By Lucy Engebretsen, Hawthorne Army Depot
“It’s amazing how much open land there is in the West! It’s great that the Army owns this depot.” said Brig. Gen. Kristin K. French as she drove through the town of Hawthorne en route to another part of the Hawthorne Army Depot on Jan. 13.
French is the commanding general of the Joint Munitions Command. JMC operates a nationwide network of conventional ammunition manufacturing plants and storage depots, and provides on-site ammunition experts to U.S. combat units wherever they are stationed or deployed. As part of the JMC enterprise, HWAD is an archive site for storing slow-moving ammunition and stocks awaiting demilitarization.
French began her tour of the depot with a stop at the Cat Creek Dam which was constructed in 1931 at the total original cost of $100,000. French learned about the self-sustainment of the Hawthorne Army Depot at its desert location as Lt. Col. Craig Short, commander, HWAD, pointed out some of the unique attributes of the site.
The next stop was a tour of a research and development project being conducted for the U.S. Army Armament Research, Development and Engineering Center by Sandia Labs. Currently, SOC Nevada LLC is operating this newly developed line to finalize the process for production. SOC’s R&D project manager, Lotus Rubert, provided an overview of the grenade download project and explained the automated process of cone and explosive removal from M42 grenades.
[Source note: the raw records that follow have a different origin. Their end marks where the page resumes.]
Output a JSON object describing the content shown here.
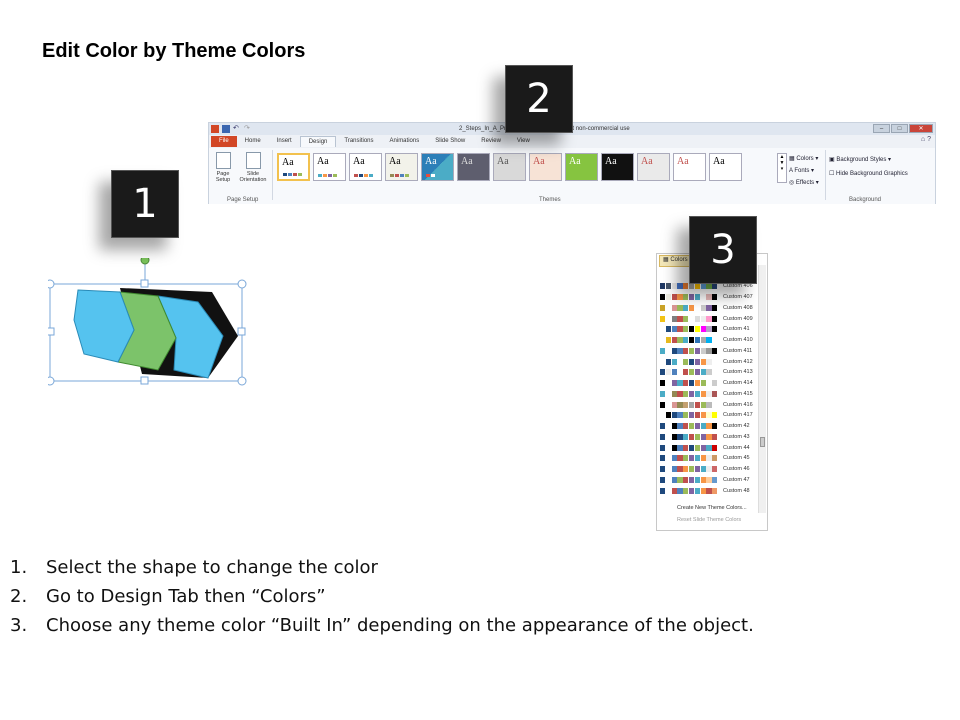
{
  "title": "Edit Color by Theme Colors",
  "badges": [
    "1",
    "2",
    "3"
  ],
  "ribbon": {
    "window_title": "2_Steps_In_A_Pr… - Microsoft PowerPoint non-commercial use",
    "tabs": [
      "File",
      "Home",
      "Insert",
      "Design",
      "Transitions",
      "Animations",
      "Slide Show",
      "Review",
      "View"
    ],
    "active_tab": "Design",
    "page_setup_label": "Page Setup",
    "slide_orientation_label": "Slide Orientation",
    "page_setup_group": "Page Setup",
    "themes_group": "Themes",
    "theme_label": "Aa",
    "colors_btn": "Colors",
    "fonts_btn": "Fonts",
    "effects_btn": "Effects",
    "bg_styles": "Background Styles",
    "hide_bg": "Hide Background Graphics",
    "background_group": "Background"
  },
  "dropdown": {
    "header": "Colors",
    "items": [
      "Custom 406",
      "Custom 407",
      "Custom 408",
      "Custom 409",
      "Custom 41",
      "Custom 410",
      "Custom 411",
      "Custom 412",
      "Custom 413",
      "Custom 414",
      "Custom 415",
      "Custom 416",
      "Custom 417",
      "Custom 42",
      "Custom 43",
      "Custom 44",
      "Custom 45",
      "Custom 46",
      "Custom 47",
      "Custom 48"
    ],
    "create_new": "Create New Theme Colors...",
    "reset": "Reset Slide Theme Colors"
  },
  "steps": [
    {
      "num": "1.",
      "text": "Select the shape to change the color"
    },
    {
      "num": "2.",
      "text": "Go to Design Tab then “Colors”"
    },
    {
      "num": "3.",
      "text": "Choose any theme color “Built In” depending on the appearance of the object."
    }
  ],
  "colors": {
    "badge_bg": "#1a1a1a",
    "arrow_blue": "#55c3ef",
    "arrow_green": "#7cc36a",
    "file_tab": "#d24726",
    "selection_handle": "#7aa7d8",
    "rotate_handle": "#7ac35a"
  }
}
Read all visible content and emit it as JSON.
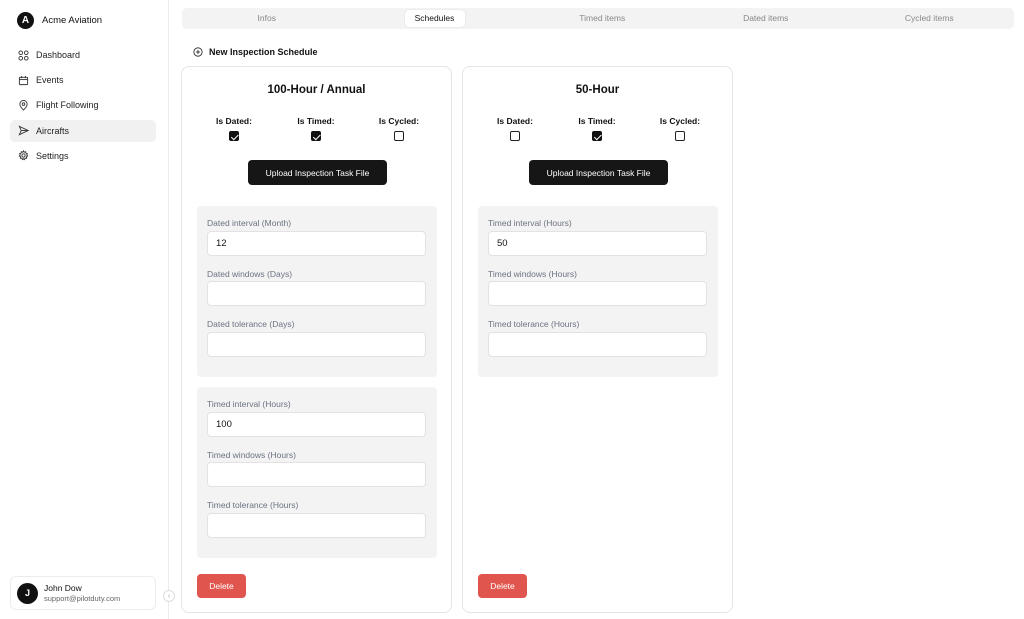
{
  "brand": {
    "logo_letter": "A",
    "name": "Acme Aviation"
  },
  "sidebar": {
    "items": [
      {
        "label": "Dashboard",
        "icon": "grid-icon"
      },
      {
        "label": "Events",
        "icon": "calendar-icon"
      },
      {
        "label": "Flight Following",
        "icon": "map-pin-icon"
      },
      {
        "label": "Aircrafts",
        "icon": "send-icon",
        "active": true
      },
      {
        "label": "Settings",
        "icon": "gear-icon"
      }
    ]
  },
  "user": {
    "initial": "J",
    "name": "John Dow",
    "email": "support@pilotduty.com"
  },
  "tabs": [
    "Infos",
    "Schedules",
    "Timed items",
    "Dated items",
    "Cycled items"
  ],
  "active_tab": "Schedules",
  "new_schedule_label": "New Inspection Schedule",
  "flag_labels": {
    "dated": "Is Dated:",
    "timed": "Is Timed:",
    "cycled": "Is Cycled:"
  },
  "upload_label": "Upload Inspection Task File",
  "delete_label": "Delete",
  "cards": [
    {
      "title": "100-Hour / Annual",
      "is_dated": true,
      "is_timed": true,
      "is_cycled": false,
      "groups": [
        {
          "fields": [
            {
              "label": "Dated interval (Month)",
              "value": "12"
            },
            {
              "label": "Dated windows (Days)",
              "value": ""
            },
            {
              "label": "Dated tolerance (Days)",
              "value": ""
            }
          ]
        },
        {
          "fields": [
            {
              "label": "Timed interval (Hours)",
              "value": "100"
            },
            {
              "label": "Timed windows (Hours)",
              "value": ""
            },
            {
              "label": "Timed tolerance (Hours)",
              "value": ""
            }
          ]
        }
      ]
    },
    {
      "title": "50-Hour",
      "is_dated": false,
      "is_timed": true,
      "is_cycled": false,
      "groups": [
        {
          "fields": [
            {
              "label": "Timed interval (Hours)",
              "value": "50"
            },
            {
              "label": "Timed windows (Hours)",
              "value": ""
            },
            {
              "label": "Timed tolerance (Hours)",
              "value": ""
            }
          ]
        }
      ]
    }
  ],
  "colors": {
    "primary": "#161616",
    "danger": "#e0564f",
    "panel": "#f3f3f4"
  }
}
French asked about how buildings were selected for the various projects at HWAD. She stressed the importance of visualizing the end-state of the project from the inception of the idea to its fruition. She commented that the appropriate upgrades can be determined and implemented after the building is selected. She remarked to George Gram, SOC Nevada LLC’s general manager that his selection of the building for the project was a great fit.
The upgraded lighting system in the building was also showcased. French shared her experience working as a second lieutenant in a warehouse in poor lighting and the eye strain it caused.
“Good lighting is an important safety factor,” she affirmed.
SOC staff demonstrated additional capabilities within the Western Area Demilitarization Facility to the visiting general. Included in their discussion with French and Short of the melt-out, steam-out demilitarization process was the need to reduce waste and reclaim and recycle material while continuing to be cost-conscious of the tax-payers’ dollars.
French talked about the importance of each installation to share knowledge and expertise across the enterprise to ensure that the most efficient and cost-effective methods are being utilized. The depot’s collaborative efforts to improve the air quality in two buildings were unique examples of knowledge sharing.
Short provided an overview of storage operations and training capabilities to French. After viewing Rocket Mountain (named for the 2.75 and 5 inch rockets originally tested there), they stopped at the memorial site for the fallen Marines, from the training incident in March 2013, to remember their sacrifice.
French emphasized the importance of looking ahead in every situation that we are involved with.
“What is out there waiting to happen next? We need to look ahead and see,” she said.
“This is one of those places where you all are family and take care of one another,” French commented after touring the town and depot.
“Hawthorne Army Depot is a gem for the Army and a gem for the Department of Defense. We want to maintain our capabilities here to grow and expand,” said French to the HWAD staff.